(Beginning of Material provided)
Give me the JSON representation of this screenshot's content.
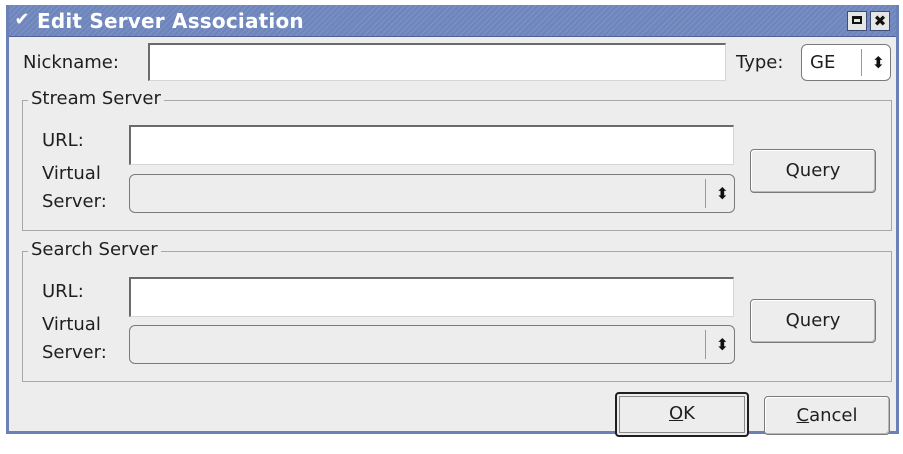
{
  "window": {
    "title": "Edit Server Association",
    "menu_icon": "chevron-down-icon",
    "maximize_icon": "maximize-icon",
    "close_icon": "close-icon"
  },
  "nickname": {
    "label": "Nickname:",
    "value": ""
  },
  "type": {
    "label": "Type:",
    "selected": "GE"
  },
  "stream_server": {
    "title": "Stream Server",
    "url_label": "URL:",
    "url_value": "",
    "virtual_label_1": "Virtual",
    "virtual_label_2": "Server:",
    "virtual_value": "",
    "query_label": "Query"
  },
  "search_server": {
    "title": "Search Server",
    "url_label": "URL:",
    "url_value": "",
    "virtual_label_1": "Virtual",
    "virtual_label_2": "Server:",
    "virtual_value": "",
    "query_label": "Query"
  },
  "buttons": {
    "ok_mnemonic": "O",
    "ok_rest": "K",
    "cancel_mnemonic": "C",
    "cancel_rest": "ancel"
  },
  "colors": {
    "titlebar": "#6f86bd",
    "window_bg": "#ededed"
  }
}
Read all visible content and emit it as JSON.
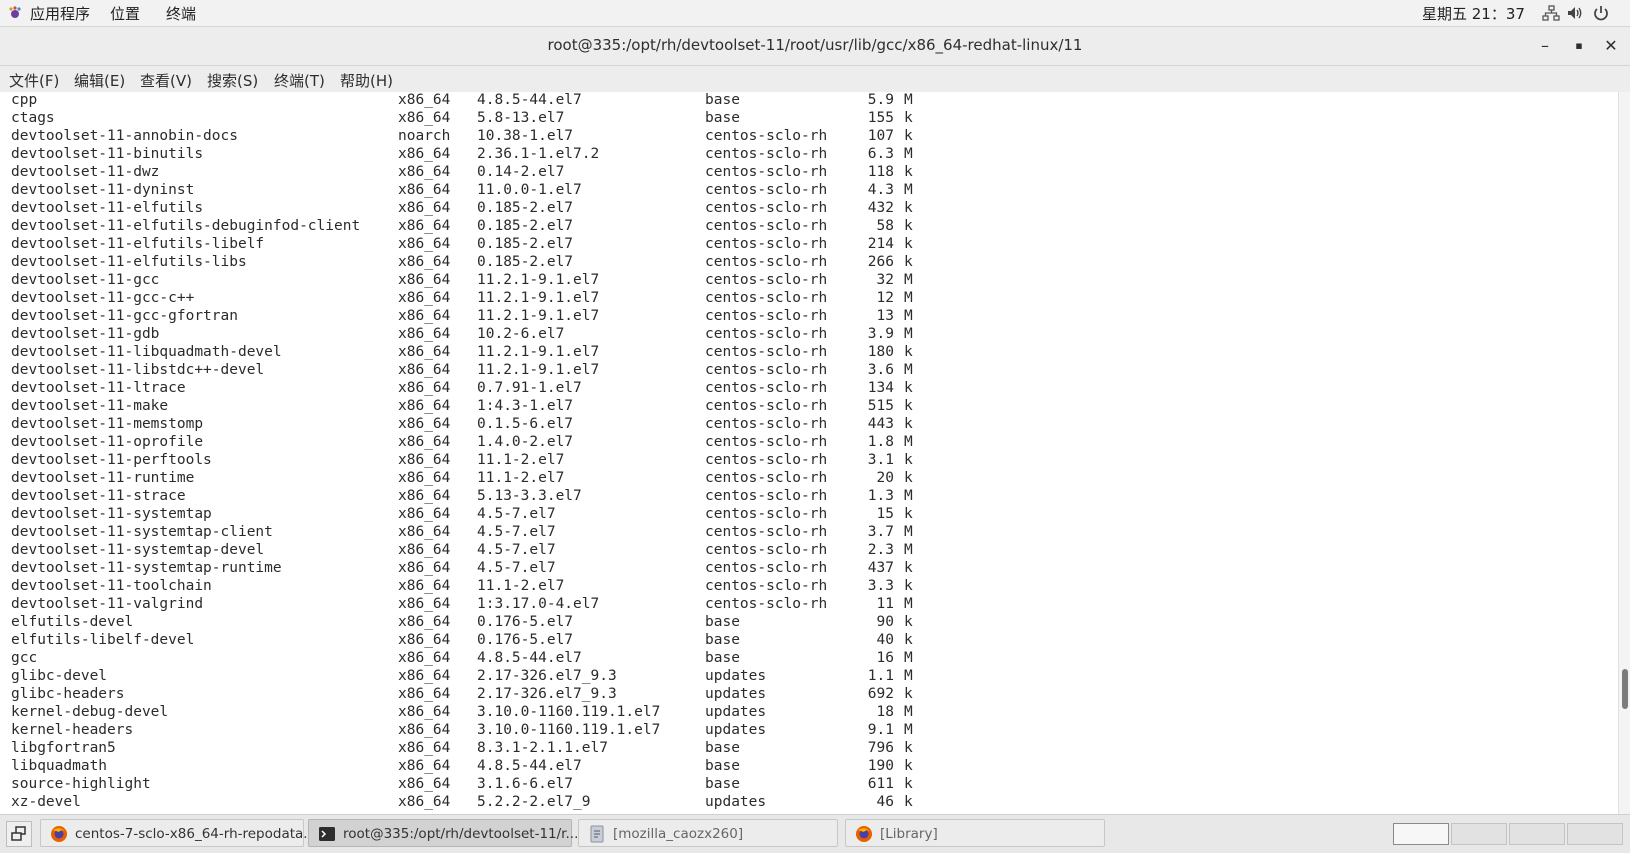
{
  "top_panel": {
    "applications": "应用程序",
    "places": "位置",
    "terminal": "终端",
    "clock": "星期五 21：37",
    "icons": [
      "network-icon",
      "volume-icon",
      "power-icon"
    ]
  },
  "window": {
    "title": "root@335:/opt/rh/devtoolset-11/root/usr/lib/gcc/x86_64-redhat-linux/11",
    "minimize": "–",
    "maximize": "▪",
    "close": "✕"
  },
  "menubar": {
    "file": "文件(F)",
    "edit": "编辑(E)",
    "view": "查看(V)",
    "search": "搜索(S)",
    "terminal": "终端(T)",
    "help": "帮助(H)"
  },
  "terminal": {
    "rows": [
      [
        "cpp",
        "x86_64",
        "4.8.5-44.el7",
        "base",
        "5.9",
        "M"
      ],
      [
        "ctags",
        "x86_64",
        "5.8-13.el7",
        "base",
        "155",
        "k"
      ],
      [
        "devtoolset-11-annobin-docs",
        "noarch",
        "10.38-1.el7",
        "centos-sclo-rh",
        "107",
        "k"
      ],
      [
        "devtoolset-11-binutils",
        "x86_64",
        "2.36.1-1.el7.2",
        "centos-sclo-rh",
        "6.3",
        "M"
      ],
      [
        "devtoolset-11-dwz",
        "x86_64",
        "0.14-2.el7",
        "centos-sclo-rh",
        "118",
        "k"
      ],
      [
        "devtoolset-11-dyninst",
        "x86_64",
        "11.0.0-1.el7",
        "centos-sclo-rh",
        "4.3",
        "M"
      ],
      [
        "devtoolset-11-elfutils",
        "x86_64",
        "0.185-2.el7",
        "centos-sclo-rh",
        "432",
        "k"
      ],
      [
        "devtoolset-11-elfutils-debuginfod-client",
        "x86_64",
        "0.185-2.el7",
        "centos-sclo-rh",
        "58",
        "k"
      ],
      [
        "devtoolset-11-elfutils-libelf",
        "x86_64",
        "0.185-2.el7",
        "centos-sclo-rh",
        "214",
        "k"
      ],
      [
        "devtoolset-11-elfutils-libs",
        "x86_64",
        "0.185-2.el7",
        "centos-sclo-rh",
        "266",
        "k"
      ],
      [
        "devtoolset-11-gcc",
        "x86_64",
        "11.2.1-9.1.el7",
        "centos-sclo-rh",
        "32",
        "M"
      ],
      [
        "devtoolset-11-gcc-c++",
        "x86_64",
        "11.2.1-9.1.el7",
        "centos-sclo-rh",
        "12",
        "M"
      ],
      [
        "devtoolset-11-gcc-gfortran",
        "x86_64",
        "11.2.1-9.1.el7",
        "centos-sclo-rh",
        "13",
        "M"
      ],
      [
        "devtoolset-11-gdb",
        "x86_64",
        "10.2-6.el7",
        "centos-sclo-rh",
        "3.9",
        "M"
      ],
      [
        "devtoolset-11-libquadmath-devel",
        "x86_64",
        "11.2.1-9.1.el7",
        "centos-sclo-rh",
        "180",
        "k"
      ],
      [
        "devtoolset-11-libstdc++-devel",
        "x86_64",
        "11.2.1-9.1.el7",
        "centos-sclo-rh",
        "3.6",
        "M"
      ],
      [
        "devtoolset-11-ltrace",
        "x86_64",
        "0.7.91-1.el7",
        "centos-sclo-rh",
        "134",
        "k"
      ],
      [
        "devtoolset-11-make",
        "x86_64",
        "1:4.3-1.el7",
        "centos-sclo-rh",
        "515",
        "k"
      ],
      [
        "devtoolset-11-memstomp",
        "x86_64",
        "0.1.5-6.el7",
        "centos-sclo-rh",
        "443",
        "k"
      ],
      [
        "devtoolset-11-oprofile",
        "x86_64",
        "1.4.0-2.el7",
        "centos-sclo-rh",
        "1.8",
        "M"
      ],
      [
        "devtoolset-11-perftools",
        "x86_64",
        "11.1-2.el7",
        "centos-sclo-rh",
        "3.1",
        "k"
      ],
      [
        "devtoolset-11-runtime",
        "x86_64",
        "11.1-2.el7",
        "centos-sclo-rh",
        "20",
        "k"
      ],
      [
        "devtoolset-11-strace",
        "x86_64",
        "5.13-3.3.el7",
        "centos-sclo-rh",
        "1.3",
        "M"
      ],
      [
        "devtoolset-11-systemtap",
        "x86_64",
        "4.5-7.el7",
        "centos-sclo-rh",
        "15",
        "k"
      ],
      [
        "devtoolset-11-systemtap-client",
        "x86_64",
        "4.5-7.el7",
        "centos-sclo-rh",
        "3.7",
        "M"
      ],
      [
        "devtoolset-11-systemtap-devel",
        "x86_64",
        "4.5-7.el7",
        "centos-sclo-rh",
        "2.3",
        "M"
      ],
      [
        "devtoolset-11-systemtap-runtime",
        "x86_64",
        "4.5-7.el7",
        "centos-sclo-rh",
        "437",
        "k"
      ],
      [
        "devtoolset-11-toolchain",
        "x86_64",
        "11.1-2.el7",
        "centos-sclo-rh",
        "3.3",
        "k"
      ],
      [
        "devtoolset-11-valgrind",
        "x86_64",
        "1:3.17.0-4.el7",
        "centos-sclo-rh",
        "11",
        "M"
      ],
      [
        "elfutils-devel",
        "x86_64",
        "0.176-5.el7",
        "base",
        "90",
        "k"
      ],
      [
        "elfutils-libelf-devel",
        "x86_64",
        "0.176-5.el7",
        "base",
        "40",
        "k"
      ],
      [
        "gcc",
        "x86_64",
        "4.8.5-44.el7",
        "base",
        "16",
        "M"
      ],
      [
        "glibc-devel",
        "x86_64",
        "2.17-326.el7_9.3",
        "updates",
        "1.1",
        "M"
      ],
      [
        "glibc-headers",
        "x86_64",
        "2.17-326.el7_9.3",
        "updates",
        "692",
        "k"
      ],
      [
        "kernel-debug-devel",
        "x86_64",
        "3.10.0-1160.119.1.el7",
        "updates",
        "18",
        "M"
      ],
      [
        "kernel-headers",
        "x86_64",
        "3.10.0-1160.119.1.el7",
        "updates",
        "9.1",
        "M"
      ],
      [
        "libgfortran5",
        "x86_64",
        "8.3.1-2.1.1.el7",
        "base",
        "796",
        "k"
      ],
      [
        "libquadmath",
        "x86_64",
        "4.8.5-44.el7",
        "base",
        "190",
        "k"
      ],
      [
        "source-highlight",
        "x86_64",
        "3.1.6-6.el7",
        "base",
        "611",
        "k"
      ],
      [
        "xz-devel",
        "x86_64",
        "5.2.2-2.el7_9",
        "updates",
        "46",
        "k"
      ]
    ]
  },
  "taskbar": {
    "tasks": [
      {
        "label": "centos-7-sclo-x86_64-rh-repodata...",
        "icon": "firefox-icon"
      },
      {
        "label": "root@335:/opt/rh/devtoolset-11/r...",
        "icon": "terminal-icon"
      },
      {
        "label": "[mozilla_caozx260]",
        "icon": "file-manager-icon"
      },
      {
        "label": "[Library]",
        "icon": "firefox-icon"
      }
    ]
  },
  "colors": {
    "firefox": "#e66000",
    "terminal_icon": "#2d2d2d"
  }
}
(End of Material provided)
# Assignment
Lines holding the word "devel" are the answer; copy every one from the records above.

# Written solution
        "devtoolset-11-libquadmath-devel",
        "devtoolset-11-libstdc++-devel",
        "devtoolset-11-systemtap-devel",
        "elfutils-devel",
        "elfutils-libelf-devel",
        "glibc-devel",
        "kernel-debug-devel",
        "xz-devel",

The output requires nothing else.